accumulated error from incremental turns about local axes. think flight sim, 3 degrees rotational freedom. orientation can be stored as Eulers, matrix, quaternion, direction vector and roll, etc.
pixel perfect means i'm at some arbitrary orientation, say 17 degrees x rotation, 23 degrees y rotation, 38 degrees z rotation (left hand system). now i do a 360 around my local y axis, in 3600 steps of 0.1 degree each. when i'm done turning, i "should" have the same pixel in the center of my screen.
This is generally not possible with any representation, for the simple reason that 0.1° ≈ 0.0062831853, which is not representable using IEEE 754 math. Also, its cosine is not representable. Therefore, error must occur, and error must accumulate.
Quaternion multiplication has fewer operations, and quaternions have fewer components, so there is less opportunity for error to accumulate, but still they cannot be "perfectly accurate" if you combine a thousand of them. But even if you only keep adding very small values to a single float, and convert the accumulated value, you will see error accumulation.
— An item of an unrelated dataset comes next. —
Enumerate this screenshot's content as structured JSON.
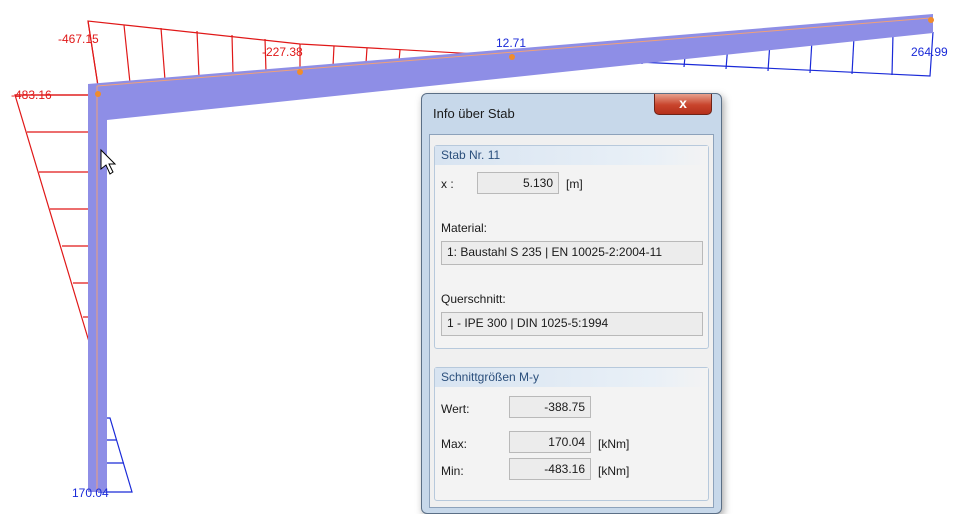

The most accurate solution to your specific problem (doing 1000 little rotations around the y axis, or some axis) would be to use fixed point math to store the intermediate angles of rotation around a vector (in that case [0,1,0]), and convert these to either matrix or quaternion at ever frame just for the purpose of doing the model transform when rendering. Adding up the integer 1 a thousand times gives exactly 1,000 (with very few, entirely irrelevant exceptions!), and doing 1,000 or 100,000 little rotations will be "pixel perfect", except for unavoidable rounding errors.
The unavoidable rounding errors are the ones occuring during the calculation of the cosine and due to the cosine usually not being exactly representable as float, and rounding errors that occur while the GPU does the transform, on which you have little or no influence.
Fixed point works perfectly for rotating around any single axis, but for combining rotations around a large of different vectors it isn't too useful (that's another problem though, and I don't think there exists a precise solution for this).
Fixed-point has the apparent disadvantage of not being able to rotate smaller steps than some previously chosen minimum, but you cannot do math with "normal sized" and "some arbitrarily small" float values, either. In fact, you can -- it just doesn't work as you expect (which is much worse, in my opinion). So, this really isn't a disadvantage, but an advantage.
If you choose something like 1/1,000 or 1/10,000 (or some power of two, such as 1/220 to allow the compiler to use shifts), it should be accurate enough for most people (nobody can possibly tell a difference of 1/1,048,576°).
Edited by samoth, 01 April 2013 - 11:03 AM.